c. $18,000 for 2018 rent on a store building
In February, Vintage purchased four cars for inventory on account. The cost of this inventory was$192,000 ($48,000 per car). Before year-end, the company paid off$153,600 of this debt. The company uses the first-in, first-out (FIFO) method to account for its inventory.
During 2018, Vintage sold seven autos for a total of $504,000. Before year-end, it had collected 90% of this amount. The business employs two people. The combined annual payroll is$60,000, of which Vintage owes $11,000 at year-end. At the end of the year, the company paid income taxes of$22,000.
Late in 2018, Vintage declared and paid cash dividends of $13,000. For equipment, Vintage uses the straight-line depreciation method, over five years, with zero residual value.
- Prepare Vintage’s income statement for the year ended December 31, 2018. Use the single-step format, with all revenues listed together and all expenses together.
On January 2, 2015, Banno Corporation issued $1,500,000 of 10% bonds at 97 due December 31, 2024. Interest on the bonds is payable annually each December 31. The discount on the bonds is also being amortized on a straight-line basis over the 10 years. (Straight-line is not materially different in effect from the preferable "interest method.")
The bonds are callable at 101 (ie, at 101% of face amount), and on January 2, 2020, Banno called$900,000 face amount of the bonds and redeemed them.
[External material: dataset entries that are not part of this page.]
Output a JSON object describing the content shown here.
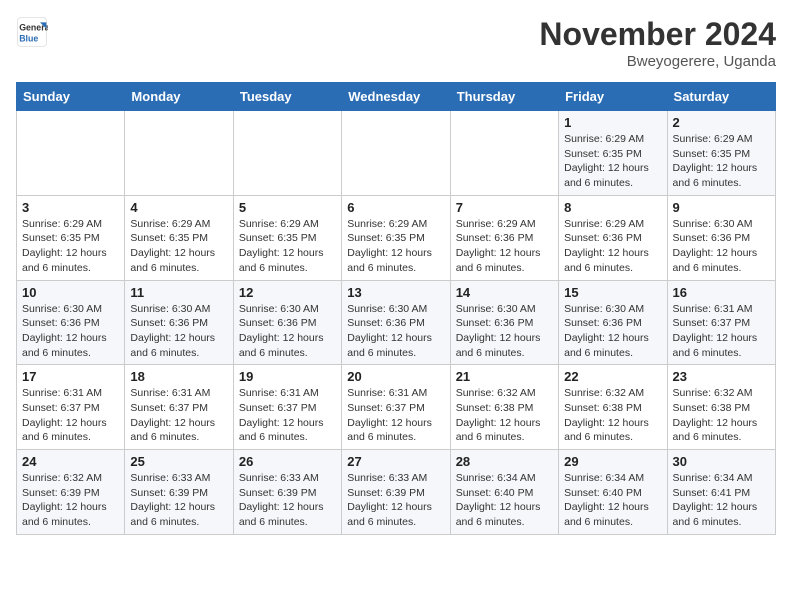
{
  "logo": {
    "line1": "General",
    "line2": "Blue"
  },
  "title": "November 2024",
  "location": "Bweyogerere, Uganda",
  "days_header": [
    "Sunday",
    "Monday",
    "Tuesday",
    "Wednesday",
    "Thursday",
    "Friday",
    "Saturday"
  ],
  "weeks": [
    [
      {
        "day": "",
        "detail": ""
      },
      {
        "day": "",
        "detail": ""
      },
      {
        "day": "",
        "detail": ""
      },
      {
        "day": "",
        "detail": ""
      },
      {
        "day": "",
        "detail": ""
      },
      {
        "day": "1",
        "detail": "Sunrise: 6:29 AM\nSunset: 6:35 PM\nDaylight: 12 hours\nand 6 minutes."
      },
      {
        "day": "2",
        "detail": "Sunrise: 6:29 AM\nSunset: 6:35 PM\nDaylight: 12 hours\nand 6 minutes."
      }
    ],
    [
      {
        "day": "3",
        "detail": "Sunrise: 6:29 AM\nSunset: 6:35 PM\nDaylight: 12 hours\nand 6 minutes."
      },
      {
        "day": "4",
        "detail": "Sunrise: 6:29 AM\nSunset: 6:35 PM\nDaylight: 12 hours\nand 6 minutes."
      },
      {
        "day": "5",
        "detail": "Sunrise: 6:29 AM\nSunset: 6:35 PM\nDaylight: 12 hours\nand 6 minutes."
      },
      {
        "day": "6",
        "detail": "Sunrise: 6:29 AM\nSunset: 6:35 PM\nDaylight: 12 hours\nand 6 minutes."
      },
      {
        "day": "7",
        "detail": "Sunrise: 6:29 AM\nSunset: 6:36 PM\nDaylight: 12 hours\nand 6 minutes."
      },
      {
        "day": "8",
        "detail": "Sunrise: 6:29 AM\nSunset: 6:36 PM\nDaylight: 12 hours\nand 6 minutes."
      },
      {
        "day": "9",
        "detail": "Sunrise: 6:30 AM\nSunset: 6:36 PM\nDaylight: 12 hours\nand 6 minutes."
      }
    ],
    [
      {
        "day": "10",
        "detail": "Sunrise: 6:30 AM\nSunset: 6:36 PM\nDaylight: 12 hours\nand 6 minutes."
      },
      {
        "day": "11",
        "detail": "Sunrise: 6:30 AM\nSunset: 6:36 PM\nDaylight: 12 hours\nand 6 minutes."
      },
      {
        "day": "12",
        "detail": "Sunrise: 6:30 AM\nSunset: 6:36 PM\nDaylight: 12 hours\nand 6 minutes."
      },
      {
        "day": "13",
        "detail": "Sunrise: 6:30 AM\nSunset: 6:36 PM\nDaylight: 12 hours\nand 6 minutes."
      },
      {
        "day": "14",
        "detail": "Sunrise: 6:30 AM\nSunset: 6:36 PM\nDaylight: 12 hours\nand 6 minutes."
      },
      {
        "day": "15",
        "detail": "Sunrise: 6:30 AM\nSunset: 6:36 PM\nDaylight: 12 hours\nand 6 minutes."
      },
      {
        "day": "16",
        "detail": "Sunrise: 6:31 AM\nSunset: 6:37 PM\nDaylight: 12 hours\nand 6 minutes."
      }
    ],
    [
      {
        "day": "17",
        "detail": "Sunrise: 6:31 AM\nSunset: 6:37 PM\nDaylight: 12 hours\nand 6 minutes."
      },
      {
        "day": "18",
        "detail": "Sunrise: 6:31 AM\nSunset: 6:37 PM\nDaylight: 12 hours\nand 6 minutes."
      },
      {
        "day": "19",
        "detail": "Sunrise: 6:31 AM\nSunset: 6:37 PM\nDaylight: 12 hours\nand 6 minutes."
      },
      {
        "day": "20",
        "detail": "Sunrise: 6:31 AM\nSunset: 6:37 PM\nDaylight: 12 hours\nand 6 minutes."
      },
      {
        "day": "21",
        "detail": "Sunrise: 6:32 AM\nSunset: 6:38 PM\nDaylight: 12 hours\nand 6 minutes."
      },
      {
        "day": "22",
        "detail": "Sunrise: 6:32 AM\nSunset: 6:38 PM\nDaylight: 12 hours\nand 6 minutes."
      },
      {
        "day": "23",
        "detail": "Sunrise: 6:32 AM\nSunset: 6:38 PM\nDaylight: 12 hours\nand 6 minutes."
      }
    ],
    [
      {
        "day": "24",
        "detail": "Sunrise: 6:32 AM\nSunset: 6:39 PM\nDaylight: 12 hours\nand 6 minutes."
      },
      {
        "day": "25",
        "detail": "Sunrise: 6:33 AM\nSunset: 6:39 PM\nDaylight: 12 hours\nand 6 minutes."
      },
      {
        "day": "26",
        "detail": "Sunrise: 6:33 AM\nSunset: 6:39 PM\nDaylight: 12 hours\nand 6 minutes."
      },
      {
        "day": "27",
        "detail": "Sunrise: 6:33 AM\nSunset: 6:39 PM\nDaylight: 12 hours\nand 6 minutes."
      },
      {
        "day": "28",
        "detail": "Sunrise: 6:34 AM\nSunset: 6:40 PM\nDaylight: 12 hours\nand 6 minutes."
      },
      {
        "day": "29",
        "detail": "Sunrise: 6:34 AM\nSunset: 6:40 PM\nDaylight: 12 hours\nand 6 minutes."
      },
      {
        "day": "30",
        "detail": "Sunrise: 6:34 AM\nSunset: 6:41 PM\nDaylight: 12 hours\nand 6 minutes."
      }
    ]
  ]
}
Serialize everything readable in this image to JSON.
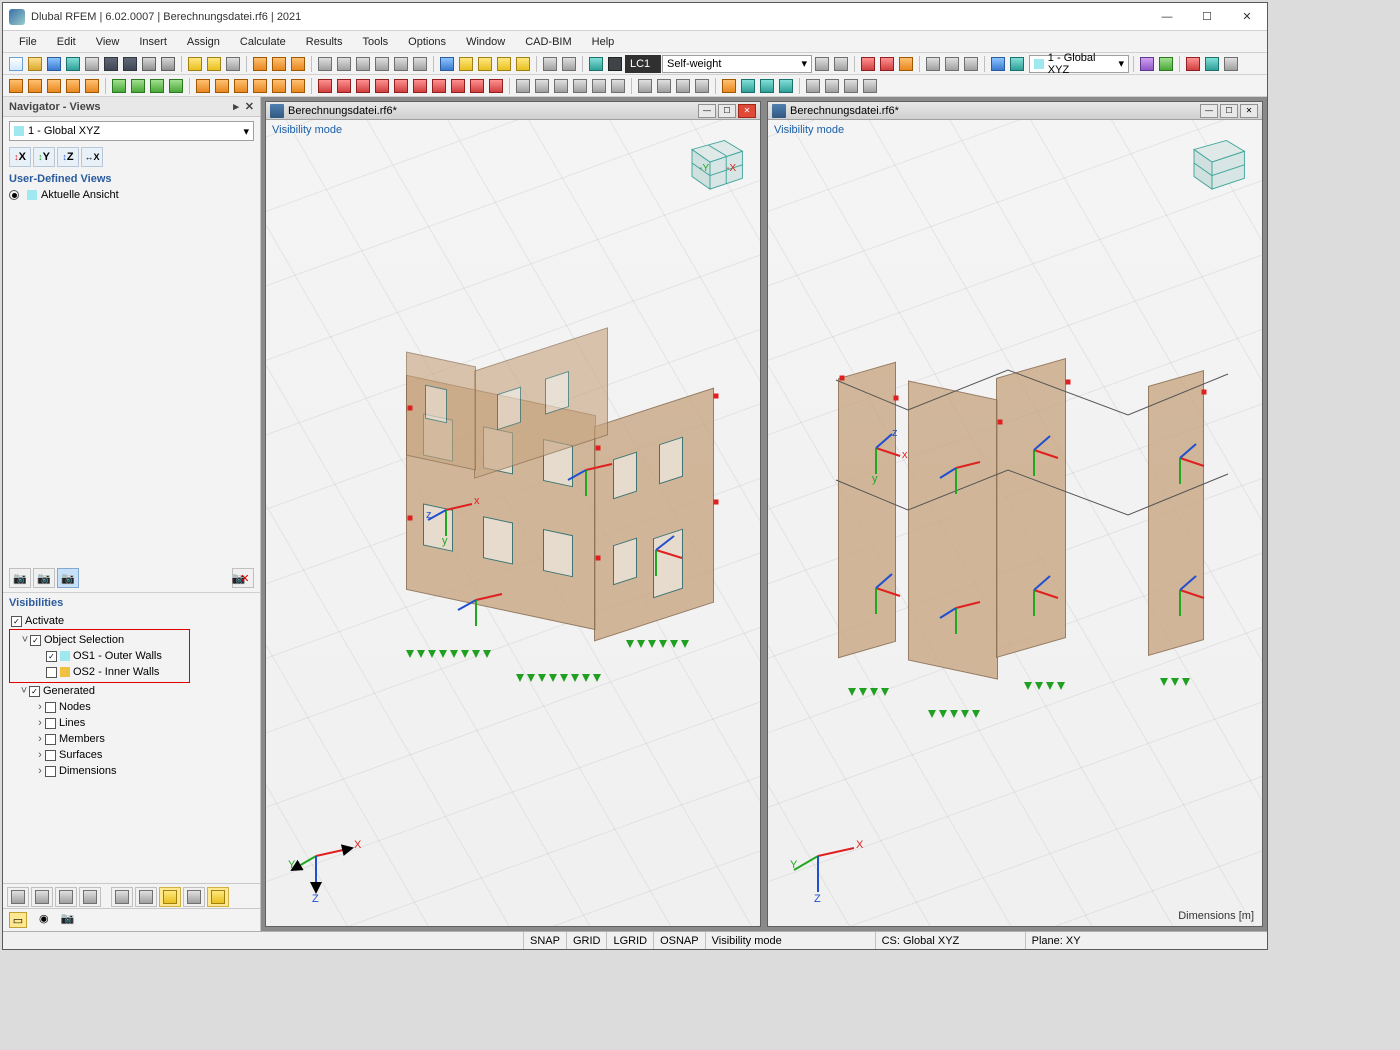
{
  "app": {
    "title_full": "Dlubal RFEM | 6.02.0007 | Berechnungsdatei.rf6 | 2021"
  },
  "menubar": [
    "File",
    "Edit",
    "View",
    "Insert",
    "Assign",
    "Calculate",
    "Results",
    "Tools",
    "Options",
    "Window",
    "CAD-BIM",
    "Help"
  ],
  "loadcase": {
    "id": "LC1",
    "name": "Self-weight"
  },
  "global_combo": "1 - Global XYZ",
  "navigator": {
    "title": "Navigator - Views",
    "combo": "1 - Global XYZ",
    "userviews_label": "User-Defined Views",
    "current_view": "Aktuelle Ansicht",
    "visibilities_label": "Visibilities",
    "activate": "Activate",
    "object_selection": "Object Selection",
    "os1": "OS1 - Outer Walls",
    "os2": "OS2 - Inner Walls",
    "generated": "Generated",
    "nodes": "Nodes",
    "lines": "Lines",
    "members": "Members",
    "surfaces": "Surfaces",
    "dimensions_item": "Dimensions"
  },
  "viewport": {
    "doc_title": "Berechnungsdatei.rf6*",
    "vismode": "Visibility mode",
    "dimensions_unit": "Dimensions [m]"
  },
  "statusbar": {
    "snap": "SNAP",
    "grid": "GRID",
    "lgrid": "LGRID",
    "osnap": "OSNAP",
    "vismode": "Visibility mode",
    "cs": "CS: Global XYZ",
    "plane": "Plane: XY"
  },
  "axis": {
    "x": "X",
    "y": "Y",
    "z": "Z",
    "x_l": "x",
    "y_l": "y",
    "z_l": "z"
  }
}
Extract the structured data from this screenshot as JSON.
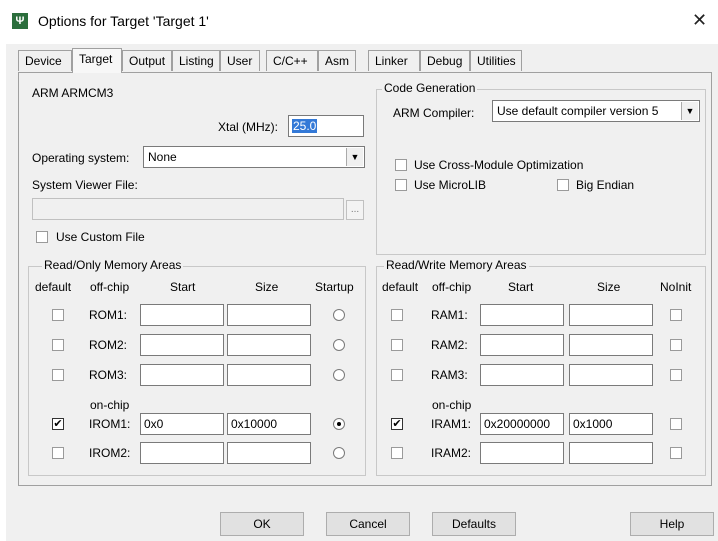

Ignoring income taxes, compute the amount of loss, if any, to be recognized by Banno as a result of retiring the $900,000 of bonds in 2020 and prepare the journal entry to record the redemption.
Your rich aunt has promised to give you $2,000 per year at the end of each of the next four years to help you pay for college. Using a discount rate of 12%, the present value of the gift can be stated as
a. PV=$2,000 (PV factor, i=4 %, n=12 ). b. PV= $2,000 (Annuity PV factor, i=12 %, n=4 ). c. PV=$2,000 (Annuity FV factor, i=12 %, n=4 ). d. PV= 2,000\times12\times$ 4.